✔️ CONSIDER targeting .NET implementations in addition to .NET Standard.
Targeting .NET implementations allows you to call platform-specific APIs that are outside of .NET Standard.
Do not drop support for .NET Standard when you do this. Instead, throw from the implementation and offer capability APIs. This way, your library can be used anywhere and supports runtime light-up of features.
❌ AVOID multi-targeting as well as targeting .NET Standard, if your source code is the same for all targets.
The .NET Standard assembly will automatically be used by NuGet. Targeting individual .NET implementations increases the
*.nupkgsize for no benefit.
✔️ CONSIDER adding a target for
net461 when you're offering a
Using .NET Standard 2.0 from .NET Framework has some issues that were addressed in .NET Framework 4.7.2. You can improve the experience for developers that are still on .NET Framework 4.6.1 - 4.7.1 by offering them a binary that is built for .NET Framework 4.6.1.
✔️ DO distribute your library using a NuGet package.
NuGet will select the best target for the developer and shield them having to pick the appropriate implementation.
✔️ DO use a project file's
TargetFrameworks property when multi-targeting.
<Project Sdk="Microsoft.NET.Sdk"> <PropertyGroup> <!-- This project will output netstandard2.0 and net461 assemblies --> <TargetFrameworks>netstandard2.0;net461</TargetFrameworks> </PropertyGroup> </Project>
✔️ CONSIDER using MSBuild.Sdk.Extras when multi-targeting for UWP and Xamarin as it greatly simplifies your project file.
.NET supports targeting versions of the .NET Framework that are long out of support as well as platforms that are no longer commonly used. While there's value in making your library work on as many targets as possible, having to work around missing APIs can add significant overhead. We believe certain frameworks are no longer worth targeting, considering their reach and limitations.

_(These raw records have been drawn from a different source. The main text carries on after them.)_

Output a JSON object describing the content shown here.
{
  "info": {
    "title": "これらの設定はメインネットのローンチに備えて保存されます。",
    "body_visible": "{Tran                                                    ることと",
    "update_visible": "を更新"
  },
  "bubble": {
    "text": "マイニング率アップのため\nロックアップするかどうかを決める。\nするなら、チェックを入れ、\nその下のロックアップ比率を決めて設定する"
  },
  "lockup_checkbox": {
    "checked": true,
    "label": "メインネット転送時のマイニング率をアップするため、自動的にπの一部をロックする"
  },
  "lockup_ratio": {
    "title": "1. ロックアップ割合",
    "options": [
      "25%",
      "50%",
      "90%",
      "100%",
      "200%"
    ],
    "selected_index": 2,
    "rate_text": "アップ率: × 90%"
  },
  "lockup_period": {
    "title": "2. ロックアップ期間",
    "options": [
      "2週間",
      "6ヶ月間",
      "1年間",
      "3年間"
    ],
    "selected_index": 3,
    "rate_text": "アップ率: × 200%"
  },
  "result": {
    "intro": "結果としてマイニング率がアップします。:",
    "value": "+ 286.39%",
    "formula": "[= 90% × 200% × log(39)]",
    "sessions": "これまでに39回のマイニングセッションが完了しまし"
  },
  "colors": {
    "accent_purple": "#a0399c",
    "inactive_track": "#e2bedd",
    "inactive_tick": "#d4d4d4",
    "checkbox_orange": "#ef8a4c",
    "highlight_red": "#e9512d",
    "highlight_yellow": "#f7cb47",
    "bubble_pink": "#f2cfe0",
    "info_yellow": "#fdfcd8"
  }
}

❌ DO NOT include a Portable Class Library (PCL) target. For example,
.NET Standard is the modern way to support cross-platform .NET libraries and replaces PCLs.
❌ DO NOT include targets for .NET platforms that are no longer supported. For example,